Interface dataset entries
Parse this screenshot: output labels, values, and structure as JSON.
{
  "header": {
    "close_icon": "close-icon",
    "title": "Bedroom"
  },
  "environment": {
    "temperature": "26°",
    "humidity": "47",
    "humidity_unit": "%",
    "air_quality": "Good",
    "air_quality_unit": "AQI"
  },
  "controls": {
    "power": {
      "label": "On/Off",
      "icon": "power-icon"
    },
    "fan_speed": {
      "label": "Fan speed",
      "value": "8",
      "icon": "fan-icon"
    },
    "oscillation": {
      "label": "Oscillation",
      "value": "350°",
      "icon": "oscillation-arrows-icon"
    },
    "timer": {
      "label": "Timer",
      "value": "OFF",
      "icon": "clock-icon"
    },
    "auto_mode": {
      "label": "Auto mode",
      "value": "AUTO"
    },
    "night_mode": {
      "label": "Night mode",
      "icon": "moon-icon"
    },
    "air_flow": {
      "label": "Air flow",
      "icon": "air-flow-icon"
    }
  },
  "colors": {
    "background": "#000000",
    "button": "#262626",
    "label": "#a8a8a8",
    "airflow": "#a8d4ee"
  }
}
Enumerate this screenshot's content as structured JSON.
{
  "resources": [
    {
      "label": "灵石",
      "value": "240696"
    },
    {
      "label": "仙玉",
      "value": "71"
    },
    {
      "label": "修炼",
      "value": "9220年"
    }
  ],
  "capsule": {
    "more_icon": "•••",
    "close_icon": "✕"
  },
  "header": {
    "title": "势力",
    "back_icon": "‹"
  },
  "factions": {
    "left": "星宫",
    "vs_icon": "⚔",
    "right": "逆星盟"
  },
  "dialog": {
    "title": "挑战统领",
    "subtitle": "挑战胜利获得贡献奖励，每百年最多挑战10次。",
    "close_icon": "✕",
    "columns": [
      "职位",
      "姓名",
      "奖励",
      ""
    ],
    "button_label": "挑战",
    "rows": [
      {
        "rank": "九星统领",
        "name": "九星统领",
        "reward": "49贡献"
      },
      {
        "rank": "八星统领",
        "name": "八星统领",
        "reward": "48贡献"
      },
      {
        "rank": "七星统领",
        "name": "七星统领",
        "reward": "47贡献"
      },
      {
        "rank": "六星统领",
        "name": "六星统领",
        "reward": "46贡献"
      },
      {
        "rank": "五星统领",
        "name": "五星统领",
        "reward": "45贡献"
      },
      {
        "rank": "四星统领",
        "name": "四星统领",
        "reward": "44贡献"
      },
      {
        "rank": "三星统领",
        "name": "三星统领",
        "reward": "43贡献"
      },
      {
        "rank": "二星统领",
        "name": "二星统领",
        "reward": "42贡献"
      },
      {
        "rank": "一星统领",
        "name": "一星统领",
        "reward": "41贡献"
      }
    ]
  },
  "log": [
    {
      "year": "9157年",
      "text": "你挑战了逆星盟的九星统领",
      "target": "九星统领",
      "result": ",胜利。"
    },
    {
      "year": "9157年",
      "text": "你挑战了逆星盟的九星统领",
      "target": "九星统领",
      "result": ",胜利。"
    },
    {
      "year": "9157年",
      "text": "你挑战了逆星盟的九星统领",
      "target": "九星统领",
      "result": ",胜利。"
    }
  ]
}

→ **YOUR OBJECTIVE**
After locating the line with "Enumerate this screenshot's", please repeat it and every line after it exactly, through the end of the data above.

→ **SOLUTION FOR THIS TASK**
Enumerate this screenshot's content as structured JSON.
{
  "resources": [
    {
      "label": "灵石",
      "value": "240696"
    },
    {
      "label": "仙玉",
      "value": "71"
    },
    {
      "label": "修炼",
      "value": "9220年"
    }
  ],
  "capsule": {
    "more_icon": "•••",
    "close_icon": "✕"
  },
  "header": {
    "title": "势力",
    "back_icon": "‹"
  },
  "factions": {
    "left": "星宫",
    "vs_icon": "⚔",
    "right": "逆星盟"
  },
  "dialog": {
    "title": "挑战统领",
    "subtitle": "挑战胜利获得贡献奖励，每百年最多挑战10次。",
    "close_icon": "✕",
    "columns": [
      "职位",
      "姓名",
      "奖励",
      ""
    ],
    "button_label": "挑战",
    "rows": [
      {
        "rank": "九星统领",
        "name": "九星统领",
        "reward": "49贡献"
      },
      {
        "rank": "八星统领",
        "name": "八星统领",
        "reward": "48贡献"
      },
      {
        "rank": "七星统领",
        "name": "七星统领",
        "reward": "47贡献"
      },
      {
        "rank": "六星统领",
        "name": "六星统领",
        "reward": "46贡献"
      },
      {
        "rank": "五星统领",
        "name": "五星统领",
        "reward": "45贡献"
      },
      {
        "rank": "四星统领",
        "name": "四星统领",
        "reward": "44贡献"
      },
      {
        "rank": "三星统领",
        "name": "三星统领",
        "reward": "43贡献"
      },
      {
        "rank": "二星统领",
        "name": "二星统领",
        "reward": "42贡献"
      },
      {
        "rank": "一星统领",
        "name": "一星统领",
        "reward": "41贡献"
      }
    ]
  },
  "log": [
    {
      "year": "9157年",
      "text": "你挑战了逆星盟的九星统领",
      "target": "九星统领",
      "result": ",胜利。"
    },
    {
      "year": "9157年",
      "text": "你挑战了逆星盟的九星统领",
      "target": "九星统领",
      "result": ",胜利。"
    },
    {
      "year": "9157年",
      "text": "你挑战了逆星盟的九星统领",
      "target": "九星统领",
      "result": ",胜利。"
    }
  ]
}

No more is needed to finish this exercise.